Airway & Respiratory, Cardiac & Resuscitation, Columns, Patient Care

How to Prepare for the Big One

JEMS.com Editor’s Note: This is the second article of a two-part series on studying to become an EMS provider. For more general study tips, read the first article entitled: “How to Study for Success in EMS.”

For most EMS students, the exam with the highest stakes is the final registration examination — and for most EMS students in the U.S. that means the National Registry of EMTs (NREMT) computer adaptive test.

For this exam — as for any test — the key to success is to know and to understand the material. Period. But you can take certain steps to prepare for this “mother” of all exams.

Review the materials provided on the NREMT Web site. This will give you specific information related to the test.

Practice taking tests in a similar format. Instructors can deliver tests that will only allow you to see one question at a time. These tests often also have a running timer clock on the screen. Adapting to these seemingly small things can help to diminish unnecessary anxiety the day of the test. Tests available for a fee can help to predict your success on the registry examination and help you target weak areas so you can focus your study time.
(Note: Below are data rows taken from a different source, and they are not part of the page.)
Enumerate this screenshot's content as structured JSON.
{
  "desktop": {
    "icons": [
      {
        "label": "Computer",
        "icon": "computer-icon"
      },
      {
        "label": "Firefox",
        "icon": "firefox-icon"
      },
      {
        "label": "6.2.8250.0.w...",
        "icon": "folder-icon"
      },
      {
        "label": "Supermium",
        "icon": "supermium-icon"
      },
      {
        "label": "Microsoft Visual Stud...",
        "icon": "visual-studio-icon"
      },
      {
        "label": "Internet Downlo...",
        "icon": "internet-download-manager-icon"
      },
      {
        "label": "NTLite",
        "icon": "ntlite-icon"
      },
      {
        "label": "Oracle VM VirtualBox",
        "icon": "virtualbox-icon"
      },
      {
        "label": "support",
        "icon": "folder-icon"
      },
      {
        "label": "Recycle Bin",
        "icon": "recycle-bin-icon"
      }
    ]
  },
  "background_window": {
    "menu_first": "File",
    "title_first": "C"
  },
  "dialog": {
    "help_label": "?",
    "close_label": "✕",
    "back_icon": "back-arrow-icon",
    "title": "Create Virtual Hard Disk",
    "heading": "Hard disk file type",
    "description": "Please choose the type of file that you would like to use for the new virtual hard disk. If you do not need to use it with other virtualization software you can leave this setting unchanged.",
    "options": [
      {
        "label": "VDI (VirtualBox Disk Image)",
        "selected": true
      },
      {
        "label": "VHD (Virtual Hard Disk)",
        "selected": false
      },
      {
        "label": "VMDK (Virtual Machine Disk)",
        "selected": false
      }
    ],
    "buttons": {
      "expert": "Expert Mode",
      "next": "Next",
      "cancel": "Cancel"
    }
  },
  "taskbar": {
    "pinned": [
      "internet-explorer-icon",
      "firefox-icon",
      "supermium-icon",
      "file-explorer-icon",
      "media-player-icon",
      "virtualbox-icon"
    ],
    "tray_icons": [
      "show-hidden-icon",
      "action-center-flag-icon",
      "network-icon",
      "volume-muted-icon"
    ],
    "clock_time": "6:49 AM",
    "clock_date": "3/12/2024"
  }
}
The NREMT exams cover airway, medical, trauma, OB/pediatrics, cardiovascular and operations. Prepare for all sections of the test. Failing to study for the operations section so you can spend extra time studying cardiovascular could be a critical error.

Make your first attempt your best. Taking the test “just so you can see how you do” is never a sound strategy. The test will be different each time, and the personal cost in terms of time, money and anxiety will be greater with each subsequent attempt.

Keep your eye on the prize: Remind yourself why this is important to you. Your motivation will be critical to ensure adequate preparation.

Develop a study plan: A schedule allows you to devote sufficient time to prepare. Cramming is NOT effective. Divide your time into manageable blocks so you can study properly. Set goals and include “rewards,” such as exercise, if you meet your goal.

Identify effective study strategies: These will vary depending on whether the material requires memorization, application or problem solving. Study skills will vary by student. See part I of this article to review more specific general study strategies.

Focus on understanding: The licensure exam has many questions that require you to apply your knowledge or to solve problems. You must understand what you’re doing, why you’re doing it, when to do it and how. In addition, you must understand the pathophysiology behind each sign, symptom and intervention.

Monitor your study effectiveness: At the end of each section ask yourself, “Did I really get it?” If the answer is no, you may be in the wrong place to study or you might be using the wrong strategy. Just because you’ve spent time studying doesn’t mean you know the material. Don’t waste your time; study effectively!

Control the environment: Get enough sleep the night before the exam. Take the test at the time of day when you know you’ll be at your best. Take care of your physical needs before the exam. Eat a small meal and go to the restroom before testing. You don’t want to be distracted by little things.

During the test: Treat each question as if it’s the last. Don’t rush. Read each word in the stem (introduction) of the question carefully. Professionally written examinations avoid using unnecessary words. If the word is in the question, it’s there for a reason. For example, the patient’s age is often an important clue. Difficulty breathing in a 6-month-old patient has very different causes than in a 72-year-old patient. Pay careful attention to words that can modify the meaning or priority of the answers. Words such as “best”, “first” or “most important” can help you distinguish between two or three choices (distractors) that look correct but aren’t so you can pick the “best” answer.

Try to read the question (stem) first to see if you can think of the answer before you read the distractors. If none of the answer choices presented in the question match the one that you thought of, or if you have no idea what the answer is, go back and reread the question. Break the problem (stem) into small pieces and be sure you understand what the question’s asking. For example, when you carefully reread, you may notice that you missed the fact that your patient’s heart rate was very slow. That could be the clue you need to solve this problem! If you carefully reread the question and still can’t pick out the right answer, try to rule out answers that you know for sure are wrong. That may at least increase your odds of getting the question right.

Don’t forget the priorities of care when you choose an answer. If two answers one that involves treating airway and the other breathing — are attractive, the former may be correct if the question asks you to choose the intervention that you should perform first. That said, don’t just blindly choose answers that include airway. Answer the specific question being asked.

For many EMTs, AEMTs and paramedics, the registry examination is the final stop on the journey to a new career. Current research shows factors related to your EMS program, your instructors, and your field and clinical experience play critical roles in your success on the final exam. However, you play the final — and most important — role in preparing for this test. Give it the attention it deserves. Your future depends on it.